The book that inspired this post is The Kitchen Linens Book by EllynAnne Geisel:
We each got a copy while shopping at Tuesday Morning–neither of us could resist that dancing tea cup on the cover. It only seemed natural to do a book review with a linen collection true confession chaser.
EllynAnne Geisel’s goal is to “trigger your memories” about the kitchen linens from your family’s past. There are also other contributors who tell their families’ stories with pictures and words in a sidebar:
Ms. Geisel’s interest is in the vintage side of kitchen linens. She loves the patterns, quality, and memories that they carry. The book is divided into a brief history of twentieth century linens, and ideas of how and when to use linens. She also includes descriptions of various weaves, how to safely clean vintage linens, what to do when you can’t get the spot out, and finally, ideas of how to recycle linens that have too many problems. As if that weren’t enough, she also includes directions on brewing hot tea and a number delicious-sounding recipes.
Maybe the best part of the book are the photos:
For anyone with an interest in kitchen linens, this book has good information, fun stories, and delightful pictures. Geisel has also written two books on aprons which I need to hunt down.
As a bonus, the book contains a set of Butterick transfers for readers to use to make their own memories:
On to the second part of the post–True Confession time. We have both admitted to our readers that we have a problem with dragging home linens–all kinds of them, but mostly hankies, doilies, and kitchen linens. Our collections are vast; lucky for us they fold up into nice little piles that don’t add to the general clutter.
We have a few days-of-the-week (known as dotw) towel sets:
Now we know where all those Mexican-inspired linens came from: iron-on transfers. EllynAnne Geisel says in her book, “At that time [1950s], Mexico represented a very exciting destination. Acapulco then had the cachet of, say, Havana and the Tropicana nightclub.” What ’50s housewife didn’t dream of a little excitement and romance?

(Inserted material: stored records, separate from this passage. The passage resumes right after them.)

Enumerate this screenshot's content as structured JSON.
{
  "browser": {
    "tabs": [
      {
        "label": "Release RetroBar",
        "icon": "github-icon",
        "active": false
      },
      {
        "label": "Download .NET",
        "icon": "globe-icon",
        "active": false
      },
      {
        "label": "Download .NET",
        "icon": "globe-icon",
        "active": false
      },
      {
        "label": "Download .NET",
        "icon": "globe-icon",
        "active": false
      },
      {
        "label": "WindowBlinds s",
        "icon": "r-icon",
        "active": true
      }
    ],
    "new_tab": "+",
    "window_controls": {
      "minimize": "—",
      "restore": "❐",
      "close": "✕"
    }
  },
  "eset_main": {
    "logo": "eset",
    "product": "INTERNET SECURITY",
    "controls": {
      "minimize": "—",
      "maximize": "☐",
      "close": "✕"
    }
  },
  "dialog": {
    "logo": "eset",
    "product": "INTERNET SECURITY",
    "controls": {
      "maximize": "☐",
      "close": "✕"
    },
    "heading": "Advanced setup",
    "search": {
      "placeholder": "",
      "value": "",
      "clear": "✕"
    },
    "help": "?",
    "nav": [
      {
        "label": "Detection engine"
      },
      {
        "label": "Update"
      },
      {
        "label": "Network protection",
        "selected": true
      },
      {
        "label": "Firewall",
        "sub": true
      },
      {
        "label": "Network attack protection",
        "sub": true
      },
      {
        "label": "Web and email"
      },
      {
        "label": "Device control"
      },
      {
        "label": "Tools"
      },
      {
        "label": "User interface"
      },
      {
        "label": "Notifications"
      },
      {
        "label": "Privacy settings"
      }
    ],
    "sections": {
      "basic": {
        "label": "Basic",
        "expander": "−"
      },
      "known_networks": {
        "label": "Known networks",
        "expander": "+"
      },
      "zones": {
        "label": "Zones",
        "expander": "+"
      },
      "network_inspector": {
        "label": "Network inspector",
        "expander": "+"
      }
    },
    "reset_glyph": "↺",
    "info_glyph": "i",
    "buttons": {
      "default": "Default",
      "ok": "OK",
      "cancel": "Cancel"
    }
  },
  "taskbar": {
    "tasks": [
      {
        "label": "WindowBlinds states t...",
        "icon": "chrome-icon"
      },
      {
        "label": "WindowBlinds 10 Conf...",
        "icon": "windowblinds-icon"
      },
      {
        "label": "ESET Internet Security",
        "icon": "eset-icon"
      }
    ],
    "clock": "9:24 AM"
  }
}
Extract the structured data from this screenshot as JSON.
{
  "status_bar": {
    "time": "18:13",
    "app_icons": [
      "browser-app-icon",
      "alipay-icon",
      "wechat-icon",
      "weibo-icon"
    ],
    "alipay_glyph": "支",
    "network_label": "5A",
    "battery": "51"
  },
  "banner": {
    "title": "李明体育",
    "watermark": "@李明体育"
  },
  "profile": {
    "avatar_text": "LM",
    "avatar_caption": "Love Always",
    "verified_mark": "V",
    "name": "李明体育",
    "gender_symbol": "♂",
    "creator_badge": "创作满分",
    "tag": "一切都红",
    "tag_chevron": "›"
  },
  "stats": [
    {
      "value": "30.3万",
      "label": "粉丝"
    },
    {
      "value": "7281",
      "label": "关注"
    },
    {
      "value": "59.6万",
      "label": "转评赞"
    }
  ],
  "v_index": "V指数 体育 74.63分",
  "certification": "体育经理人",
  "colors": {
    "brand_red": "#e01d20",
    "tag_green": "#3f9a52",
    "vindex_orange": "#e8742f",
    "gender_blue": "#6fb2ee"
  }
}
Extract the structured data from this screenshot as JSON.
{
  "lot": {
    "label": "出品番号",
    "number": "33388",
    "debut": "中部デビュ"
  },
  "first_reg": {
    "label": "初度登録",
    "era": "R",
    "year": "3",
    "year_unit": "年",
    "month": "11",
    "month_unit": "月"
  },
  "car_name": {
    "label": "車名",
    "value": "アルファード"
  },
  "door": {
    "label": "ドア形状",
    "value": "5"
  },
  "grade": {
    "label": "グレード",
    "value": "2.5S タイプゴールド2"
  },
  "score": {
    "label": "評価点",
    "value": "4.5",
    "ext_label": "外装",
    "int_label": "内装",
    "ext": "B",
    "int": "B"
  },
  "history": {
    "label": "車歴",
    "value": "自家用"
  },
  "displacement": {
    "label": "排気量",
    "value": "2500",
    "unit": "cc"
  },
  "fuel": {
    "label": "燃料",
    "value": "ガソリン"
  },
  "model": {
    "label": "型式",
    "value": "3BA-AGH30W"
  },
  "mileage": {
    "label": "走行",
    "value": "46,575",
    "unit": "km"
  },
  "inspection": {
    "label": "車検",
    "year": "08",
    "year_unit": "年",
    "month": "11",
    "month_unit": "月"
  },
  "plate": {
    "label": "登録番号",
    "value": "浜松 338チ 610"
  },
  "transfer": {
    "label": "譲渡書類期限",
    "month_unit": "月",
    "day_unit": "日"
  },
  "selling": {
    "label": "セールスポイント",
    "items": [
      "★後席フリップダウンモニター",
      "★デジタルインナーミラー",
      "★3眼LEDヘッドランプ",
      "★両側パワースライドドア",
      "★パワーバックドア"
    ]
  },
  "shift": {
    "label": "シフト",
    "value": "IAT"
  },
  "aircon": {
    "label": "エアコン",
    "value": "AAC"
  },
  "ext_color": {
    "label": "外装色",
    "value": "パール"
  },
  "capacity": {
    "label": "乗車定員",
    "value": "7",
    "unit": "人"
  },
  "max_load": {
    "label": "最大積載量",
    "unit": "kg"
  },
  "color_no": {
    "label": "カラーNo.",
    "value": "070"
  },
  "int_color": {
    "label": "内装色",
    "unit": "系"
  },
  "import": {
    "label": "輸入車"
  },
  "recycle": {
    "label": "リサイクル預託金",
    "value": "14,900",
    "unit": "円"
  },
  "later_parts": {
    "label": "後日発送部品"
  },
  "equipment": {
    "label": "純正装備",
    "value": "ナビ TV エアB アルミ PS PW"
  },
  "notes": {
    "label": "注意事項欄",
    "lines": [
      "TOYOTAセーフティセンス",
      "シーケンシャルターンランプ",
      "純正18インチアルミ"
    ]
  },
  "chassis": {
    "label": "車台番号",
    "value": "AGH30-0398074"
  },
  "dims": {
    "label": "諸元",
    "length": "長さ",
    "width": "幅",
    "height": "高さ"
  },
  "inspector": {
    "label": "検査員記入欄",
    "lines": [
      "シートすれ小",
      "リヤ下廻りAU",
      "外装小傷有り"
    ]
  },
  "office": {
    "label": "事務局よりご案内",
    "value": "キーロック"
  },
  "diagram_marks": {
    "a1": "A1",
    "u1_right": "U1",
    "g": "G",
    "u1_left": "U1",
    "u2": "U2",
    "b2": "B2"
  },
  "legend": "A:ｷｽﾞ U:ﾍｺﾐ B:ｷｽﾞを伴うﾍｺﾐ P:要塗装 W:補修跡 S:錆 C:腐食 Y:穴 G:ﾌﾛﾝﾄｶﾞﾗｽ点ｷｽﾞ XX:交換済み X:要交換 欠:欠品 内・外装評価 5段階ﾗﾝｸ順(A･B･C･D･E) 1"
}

I have probably judged these types of linens too harshly without considering their context. The sombrero-clad Mexican in the leftmost set of transfers is industrious and perfect husband material to my mind. The rightmost set of transfers are the Scottie, made popular by President Roosevelt’s dog, Fala.
One of the recurrent ideas in The Kitchen Linens Book is to mix and match linens:
I just reached into my handy basket of napkins, and pulled out these four sets which all kind of match my tablecloth. I could have thrown yellow damask, or even green striped napkins into the picture. Geisel’s point is that things don’t have to match perfectly to look attractive.
Here’s a pile of linens that Kathy got during a weekend of gleaning:
This lovely tablecloth was still in its box:
It’s as crispy and beautiful as the day she got it! How could you own this and never use it? We simply don’t get the concept of “too good to use!” I wonder if the owner will be rolling in her grave when Kathy takes this lovely out of its box and spreads it on her table? ( Note, tablecloth has moved on to an under-linen-ed friend. It now has a good home! )
We both are always on the lookout for cat and dog linens:
The cat on this runner is just so darn goofy, which translates into irresistible in Second Hand Rose speak. I have any number of Scottie dog hand towels, but there is the occasional poodle and terrier.
Kathy has a BIG thing for Craftsman linens:
Craftsman refers to the Arts and Crafts Movement that was a new aesthetic for hand-crafted decoration in homes. It started in Great Britain during the latter half of the 19th century, and then spread to America. The furniture, architecture, and yes, even linens of that time are a style that we both appreciate. Kathy snaps up these linens whenever she sees them, which is more often than you might think.
Although these aren’t technically kitchen linens, we both have doilies in our kitchens and dining rooms. Here are a couple of lovelies from Kathy’s collection:
We both have a number of linen kitchen towels; they are pretty easy to come by at garage sales. I love this ’40s or ’50s towel with the husband “helping” with dinner and cleanup. This is not a representation of my Beloved Husband: he wouldn’t be caught dead manning the grill and he rarely breaks anything. Once these towels get washed enough to soften up, they make wonderful towels to dry your dishes.
Geisel’s book also talks about the use of feed and flour sacks for kitchen linens:
I was at a garage sale recently, and the homeowner said these were feed sacks that she had been saving to make towels. I bought all four of them for 25¢ each, but I think I’ll make napkins from them instead of towels. I just loved the pattern, and they will make a fun addition to my dinner table, or a nice gift.
That’s it for this edition of our linens post. We should get busy and take some pictures of all of our doilies and hankies so the true extent (Beloved Husband says “enormity”) of our collections can be exposed publicly. If any of you have vintage linens that you love, send us a picture because I’m sure we’ll love them too!